Start of Block

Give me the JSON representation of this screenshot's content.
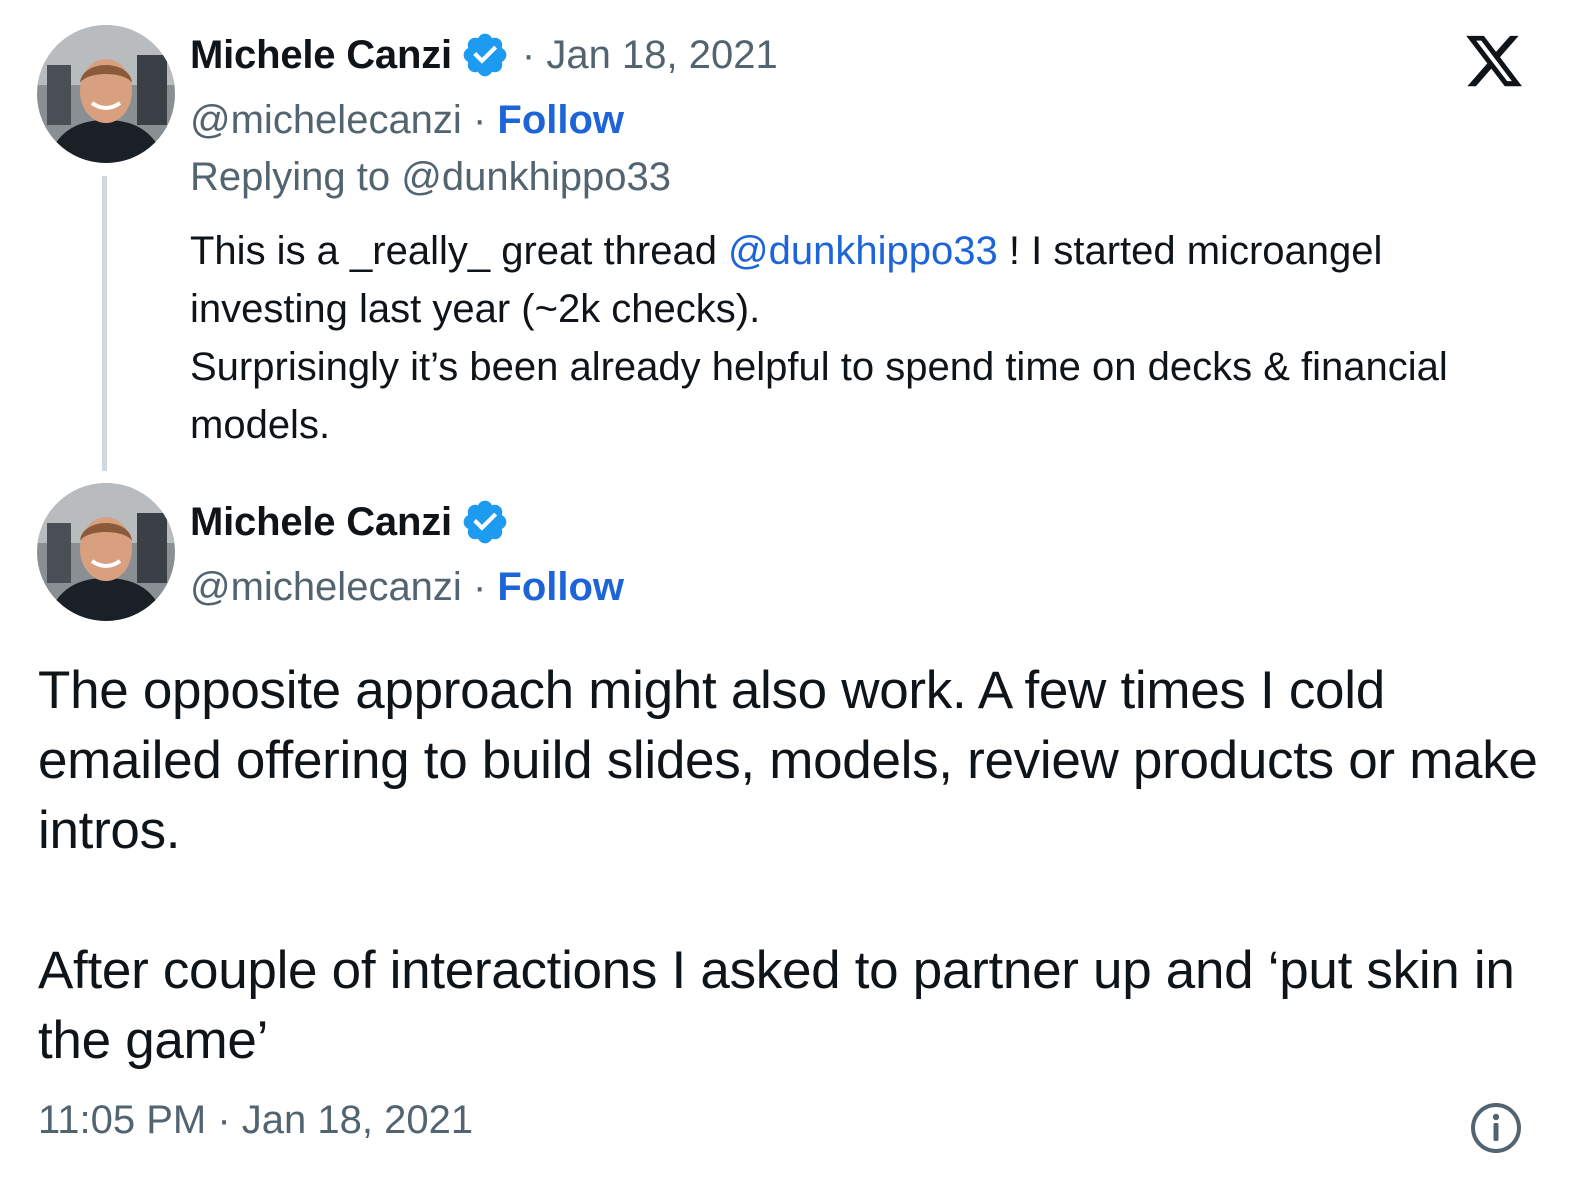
{
  "reply_tweet": {
    "author_name": "Michele Canzi",
    "verified_icon": "verified-badge-icon",
    "separator": "·",
    "date": "Jan 18, 2021",
    "handle": "@michelecanzi",
    "follow_label": "Follow",
    "replying_to_label": "Replying to @dunkhippo33",
    "text_before_mention": "This is a _really_ great thread ",
    "mention": "@dunkhippo33",
    "text_after_mention": " ! I started microangel investing last year (~2k checks).",
    "text_line2": "Surprisingly it’s been already helpful to spend time on decks & financial models."
  },
  "main_tweet": {
    "author_name": "Michele Canzi",
    "handle": "@michelecanzi",
    "separator": "·",
    "follow_label": "Follow",
    "paragraph1": "The opposite approach might also work. A few times I cold emailed offering to build slides, models, review products or make intros.",
    "paragraph2": "After couple of interactions I asked to partner up and ‘put skin in the game’",
    "timestamp": "11:05 PM · Jan 18, 2021"
  },
  "icons": {
    "logo": "x-logo-icon",
    "info": "info-icon",
    "verified": "verified-badge-icon"
  },
  "colors": {
    "link": "#1d64d8",
    "secondary_text": "#536471",
    "verified_badge": "#1d9bf0",
    "thread_line": "#cfd9de"
  }
}
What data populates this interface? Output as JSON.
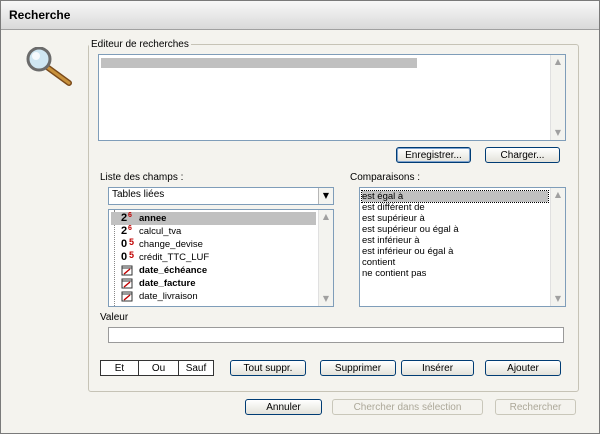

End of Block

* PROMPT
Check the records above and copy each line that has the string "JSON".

* ANSWER TO THE PROBLEM
Give me the JSON representation of this screenshot's content.
What data populates this interface? Output as JSON.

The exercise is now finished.